[Collection entries]

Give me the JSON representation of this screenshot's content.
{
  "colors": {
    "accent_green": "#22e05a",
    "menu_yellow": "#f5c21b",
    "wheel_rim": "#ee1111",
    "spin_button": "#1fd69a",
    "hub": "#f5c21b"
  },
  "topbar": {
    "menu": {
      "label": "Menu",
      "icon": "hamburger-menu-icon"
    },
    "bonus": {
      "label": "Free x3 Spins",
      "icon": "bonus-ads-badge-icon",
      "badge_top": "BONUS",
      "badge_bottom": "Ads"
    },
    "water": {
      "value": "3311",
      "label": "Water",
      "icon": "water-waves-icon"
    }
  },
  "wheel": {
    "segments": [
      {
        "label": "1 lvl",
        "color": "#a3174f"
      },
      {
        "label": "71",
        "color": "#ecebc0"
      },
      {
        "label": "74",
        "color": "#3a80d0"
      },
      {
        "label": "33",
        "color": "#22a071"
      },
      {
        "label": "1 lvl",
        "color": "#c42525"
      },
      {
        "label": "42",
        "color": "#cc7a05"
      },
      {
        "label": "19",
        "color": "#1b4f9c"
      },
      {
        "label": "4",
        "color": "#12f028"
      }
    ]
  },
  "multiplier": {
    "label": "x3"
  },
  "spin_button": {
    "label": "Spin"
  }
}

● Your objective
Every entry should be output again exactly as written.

● Answer
Give me the JSON representation of this screenshot's content.
{
  "colors": {
    "accent_green": "#22e05a",
    "menu_yellow": "#f5c21b",
    "wheel_rim": "#ee1111",
    "spin_button": "#1fd69a",
    "hub": "#f5c21b"
  },
  "topbar": {
    "menu": {
      "label": "Menu",
      "icon": "hamburger-menu-icon"
    },
    "bonus": {
      "label": "Free x3 Spins",
      "icon": "bonus-ads-badge-icon",
      "badge_top": "BONUS",
      "badge_bottom": "Ads"
    },
    "water": {
      "value": "3311",
      "label": "Water",
      "icon": "water-waves-icon"
    }
  },
  "wheel": {
    "segments": [
      {
        "label": "1 lvl",
        "color": "#a3174f"
      },
      {
        "label": "71",
        "color": "#ecebc0"
      },
      {
        "label": "74",
        "color": "#3a80d0"
      },
      {
        "label": "33",
        "color": "#22a071"
      },
      {
        "label": "1 lvl",
        "color": "#c42525"
      },
      {
        "label": "42",
        "color": "#cc7a05"
      },
      {
        "label": "19",
        "color": "#1b4f9c"
      },
      {
        "label": "4",
        "color": "#12f028"
      }
    ]
  },
  "multiplier": {
    "label": "x3"
  },
  "spin_button": {
    "label": "Spin"
  }
}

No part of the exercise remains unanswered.